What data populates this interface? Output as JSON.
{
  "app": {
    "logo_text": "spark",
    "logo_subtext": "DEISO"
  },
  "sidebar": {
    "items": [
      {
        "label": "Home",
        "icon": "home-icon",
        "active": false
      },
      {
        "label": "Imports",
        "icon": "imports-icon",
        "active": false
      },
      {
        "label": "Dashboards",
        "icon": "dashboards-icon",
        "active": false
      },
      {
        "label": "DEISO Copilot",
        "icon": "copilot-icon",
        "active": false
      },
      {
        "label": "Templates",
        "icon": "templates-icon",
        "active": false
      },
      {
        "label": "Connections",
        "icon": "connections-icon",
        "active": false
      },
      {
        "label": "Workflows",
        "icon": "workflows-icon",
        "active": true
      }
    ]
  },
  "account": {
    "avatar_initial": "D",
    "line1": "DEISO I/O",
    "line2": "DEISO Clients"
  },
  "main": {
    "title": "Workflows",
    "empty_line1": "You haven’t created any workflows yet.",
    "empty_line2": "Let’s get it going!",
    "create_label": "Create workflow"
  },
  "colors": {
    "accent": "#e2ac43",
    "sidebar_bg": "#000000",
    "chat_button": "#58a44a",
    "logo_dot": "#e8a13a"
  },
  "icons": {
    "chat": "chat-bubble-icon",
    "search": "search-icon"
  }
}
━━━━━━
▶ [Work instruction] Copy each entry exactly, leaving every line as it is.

▶ [Reply to the task]
What data populates this interface? Output as JSON.
{
  "app": {
    "logo_text": "spark",
    "logo_subtext": "DEISO"
  },
  "sidebar": {
    "items": [
      {
        "label": "Home",
        "icon": "home-icon",
        "active": false
      },
      {
        "label": "Imports",
        "icon": "imports-icon",
        "active": false
      },
      {
        "label": "Dashboards",
        "icon": "dashboards-icon",
        "active": false
      },
      {
        "label": "DEISO Copilot",
        "icon": "copilot-icon",
        "active": false
      },
      {
        "label": "Templates",
        "icon": "templates-icon",
        "active": false
      },
      {
        "label": "Connections",
        "icon": "connections-icon",
        "active": false
      },
      {
        "label": "Workflows",
        "icon": "workflows-icon",
        "active": true
      }
    ]
  },
  "account": {
    "avatar_initial": "D",
    "line1": "DEISO I/O",
    "line2": "DEISO Clients"
  },
  "main": {
    "title": "Workflows",
    "empty_line1": "You haven’t created any workflows yet.",
    "empty_line2": "Let’s get it going!",
    "create_label": "Create workflow"
  },
  "colors": {
    "accent": "#e2ac43",
    "sidebar_bg": "#000000",
    "chat_button": "#58a44a",
    "logo_dot": "#e8a13a"
  },
  "icons": {
    "chat": "chat-bubble-icon",
    "search": "search-icon"
  }
}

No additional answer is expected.